Byron Mallott filed as a candidate for governor today, making him the first Democratic candidate to officially jump into the race.
Mallott has held leadership roles with the Alaska Permanent Fund Corporation and Sealaska Corporation. He has also served as mayor of both Juneau and Yakutat, and is the first gubernatorial candidate in over a decade to have strong Southeast ties.
“Southeast is home. There’s just no question about it,” Mallott says. “Yakutat is where my campaign will begin, and it is where it will end — at home. Having said that, Alaska is many, many different regions and many different communities, both urban and rural.”
If elected, Mallott would also be the state’s first Native governor.
“I’m proud to be a First Alaskan, one of the aboriginal peoples of this great place,” he says. “But I’m running more than anything else because I’m an Alaskan first.”
Mallott says he’s still working on his platform, and he would not give out specifics yet. He says he is concerned about Alaska’s fiscal situation and that the referendum to repeal a tax cut on oil companies has made an impression on him. But he won’t say whether or not he supports the referendum movement. He also says he wants to focus on education, climate change, and Alaska’s position as an Arctic nation, but that he plans to do voter outreach before developing his policies.

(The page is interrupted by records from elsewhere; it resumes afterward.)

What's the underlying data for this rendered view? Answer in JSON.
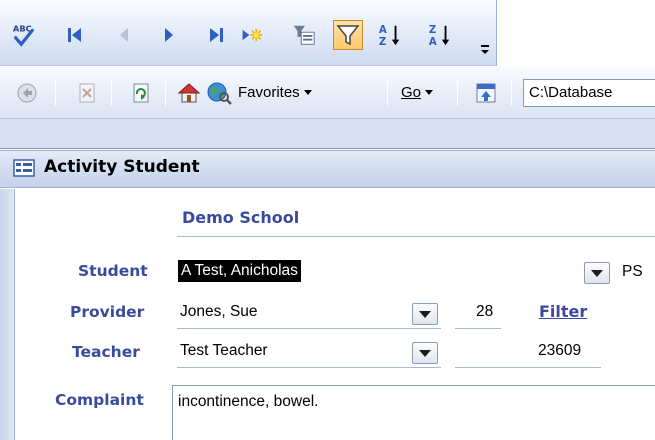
{
  "toolbar_nav": {
    "buttons": [
      {
        "name": "spelling-check",
        "icon": "abc-check-icon"
      },
      {
        "name": "first-record",
        "icon": "first-icon"
      },
      {
        "name": "previous-record",
        "icon": "previous-icon"
      },
      {
        "name": "next-record",
        "icon": "next-icon"
      },
      {
        "name": "last-record",
        "icon": "last-icon"
      },
      {
        "name": "new-record",
        "icon": "new-record-icon"
      },
      {
        "name": "filter-by-form",
        "icon": "filter-form-icon"
      },
      {
        "name": "apply-filter",
        "icon": "funnel-icon"
      },
      {
        "name": "sort-ascending",
        "icon": "sort-az-icon"
      },
      {
        "name": "sort-descending",
        "icon": "sort-za-icon"
      }
    ]
  },
  "toolbar_web": {
    "favorites_label": "Favorites",
    "go_label": "Go",
    "address_value": "C:\\Database"
  },
  "form": {
    "title": "Activity Student",
    "school_name": "Demo School",
    "student_label": "Student",
    "student_value": "A Test, Anicholas",
    "student_extra": "PS",
    "provider_label": "Provider",
    "provider_value": "Jones, Sue",
    "provider_number": "28",
    "filter_label": "Filter",
    "teacher_label": "Teacher",
    "teacher_value": "Test Teacher",
    "teacher_number": "23609",
    "complaint_label": "Complaint",
    "complaint_value": "incontinence, bowel."
  },
  "colors": {
    "label_blue": "#3a4a9c",
    "toolbar_blue": "#2f5fc4",
    "highlight_orange": "#ffc86a"
  }
}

“I intend during this campaign to travel, to meet with Alaskans hopefully everywhere that they live — in their homes and in their communities — and talk about their priorities and how strongly they feel about their aspirations as they look to Alaska’s future,” Mallott says.
He’s the third major candidate to jump into an increasingly crowded field. Incumbent Sean Parnell is the Republican candidate, and former Valdez mayor Bill Walker is running as an independent.

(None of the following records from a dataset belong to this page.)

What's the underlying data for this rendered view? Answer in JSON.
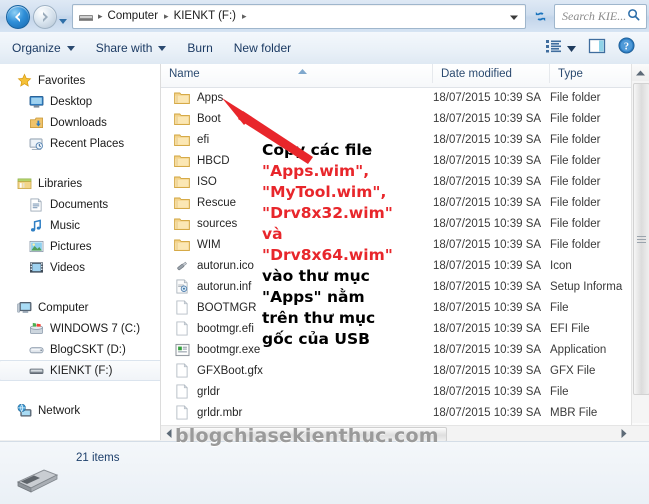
{
  "window": {
    "title": "KIENKT (F:)",
    "back_tooltip": "Back",
    "forward_tooltip": "Forward",
    "history_tooltip": "Recent pages"
  },
  "address": {
    "drive_icon": "usb-drive-icon",
    "crumbs": [
      "Computer",
      "KIENKT (F:)"
    ],
    "separator": "▸",
    "dropdown_icon": "chevron-down-icon",
    "refresh_icon": "refresh-icon"
  },
  "search": {
    "placeholder": "Search KIE...",
    "icon": "search-icon"
  },
  "toolbar": {
    "organize": "Organize",
    "share_with": "Share with",
    "burn": "Burn",
    "new_folder": "New folder",
    "views_icon": "view-list-icon",
    "views_caret_icon": "chevron-down-icon",
    "preview_icon": "preview-pane-icon",
    "help_icon": "help-icon"
  },
  "navpane": {
    "groups": [
      {
        "header": {
          "label": "Favorites",
          "icon": "star-icon"
        },
        "items": [
          {
            "label": "Desktop",
            "icon": "desktop-icon"
          },
          {
            "label": "Downloads",
            "icon": "downloads-icon"
          },
          {
            "label": "Recent Places",
            "icon": "recent-places-icon"
          }
        ]
      },
      {
        "header": {
          "label": "Libraries",
          "icon": "libraries-icon"
        },
        "items": [
          {
            "label": "Documents",
            "icon": "documents-icon"
          },
          {
            "label": "Music",
            "icon": "music-icon"
          },
          {
            "label": "Pictures",
            "icon": "pictures-icon"
          },
          {
            "label": "Videos",
            "icon": "videos-icon"
          }
        ]
      },
      {
        "header": {
          "label": "Computer",
          "icon": "computer-icon"
        },
        "items": [
          {
            "label": "WINDOWS 7 (C:)",
            "icon": "system-drive-icon",
            "selected": false
          },
          {
            "label": "BlogCSKT (D:)",
            "icon": "hard-drive-icon",
            "selected": false
          },
          {
            "label": "KIENKT (F:)",
            "icon": "usb-drive-icon",
            "selected": true
          }
        ]
      },
      {
        "header": {
          "label": "Network",
          "icon": "network-icon"
        },
        "items": []
      }
    ]
  },
  "filelist": {
    "columns": [
      "Name",
      "Date modified",
      "Type"
    ],
    "sort_column": "Name",
    "sort_direction": "ascending",
    "rows": [
      {
        "name": "Apps",
        "icon": "folder-icon",
        "date": "18/07/2015 10:39 SA",
        "type": "File folder"
      },
      {
        "name": "Boot",
        "icon": "folder-icon",
        "date": "18/07/2015 10:39 SA",
        "type": "File folder"
      },
      {
        "name": "efi",
        "icon": "folder-icon",
        "date": "18/07/2015 10:39 SA",
        "type": "File folder"
      },
      {
        "name": "HBCD",
        "icon": "folder-icon",
        "date": "18/07/2015 10:39 SA",
        "type": "File folder"
      },
      {
        "name": "ISO",
        "icon": "folder-icon",
        "date": "18/07/2015 10:39 SA",
        "type": "File folder"
      },
      {
        "name": "Rescue",
        "icon": "folder-icon",
        "date": "18/07/2015 10:39 SA",
        "type": "File folder"
      },
      {
        "name": "sources",
        "icon": "folder-icon",
        "date": "18/07/2015 10:39 SA",
        "type": "File folder"
      },
      {
        "name": "WIM",
        "icon": "folder-icon",
        "date": "18/07/2015 10:39 SA",
        "type": "File folder"
      },
      {
        "name": "autorun.ico",
        "icon": "icon-file-icon",
        "date": "18/07/2015 10:39 SA",
        "type": "Icon"
      },
      {
        "name": "autorun.inf",
        "icon": "setup-info-icon",
        "date": "18/07/2015 10:39 SA",
        "type": "Setup Informa"
      },
      {
        "name": "BOOTMGR",
        "icon": "generic-file-icon",
        "date": "18/07/2015 10:39 SA",
        "type": "File"
      },
      {
        "name": "bootmgr.efi",
        "icon": "generic-file-icon",
        "date": "18/07/2015 10:39 SA",
        "type": "EFI File"
      },
      {
        "name": "bootmgr.exe",
        "icon": "application-icon",
        "date": "18/07/2015 10:39 SA",
        "type": "Application"
      },
      {
        "name": "GFXBoot.gfx",
        "icon": "generic-file-icon",
        "date": "18/07/2015 10:39 SA",
        "type": "GFX File"
      },
      {
        "name": "grldr",
        "icon": "generic-file-icon",
        "date": "18/07/2015 10:39 SA",
        "type": "File"
      },
      {
        "name": "grldr.mbr",
        "icon": "generic-file-icon",
        "date": "18/07/2015 10:39 SA",
        "type": "MBR File"
      }
    ]
  },
  "statusbar": {
    "item_count": "21 items",
    "drive_icon": "usb-drive-icon"
  },
  "annotation": {
    "arrow": "red-arrow-pointing-to-apps-folder",
    "arrow_color": "#E8262B",
    "lines": [
      {
        "text": "Copy các file",
        "color": "black"
      },
      {
        "text": "\"Apps.wim\",",
        "color": "red"
      },
      {
        "text": "\"MyTool.wim\",",
        "color": "red"
      },
      {
        "text": "\"Drv8x32.wim\"",
        "color": "red"
      },
      {
        "text": "và",
        "color": "red"
      },
      {
        "text": "\"Drv8x64.wim\"",
        "color": "red"
      },
      {
        "text": "vào thư mục",
        "color": "black"
      },
      {
        "text": "\"Apps\" nằm",
        "color": "black"
      },
      {
        "text": "trên thư mục",
        "color": "black"
      },
      {
        "text": "gốc của USB",
        "color": "black"
      }
    ]
  },
  "watermark": {
    "text": "blogchiasekienthuc.com"
  }
}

State Senator Hollis French has been exploring a run as a Democrat, but has not formally committed to a campaign. A candidate from the Constitution Party, J.R. Myers, has filed as well, as has Gerald Heikes, who ran for governor as a Republican in 2010, but received less than one percent of the vote in the primary.
- There has been no sign of progress in resolving the state's budget crisis. Special sessions typically cost $20,000 to $30,000 each day.
- Reliable food sources are more important to Steller sea lions than abundant prey.
- The nonpartisan Congressional Budget Office estimates that the GOP's Obamacare repeal-and-replace bill would also reduce the deficit and leave some sick Americans unable to buy coverage.
- A 60-year-old Juneau woman came home Tuesday night to find her door forced open, according to a Juneau Police Department news release. She chased two men out of her home, and then continued after them giving police updates on their location until their arrest, according to the police.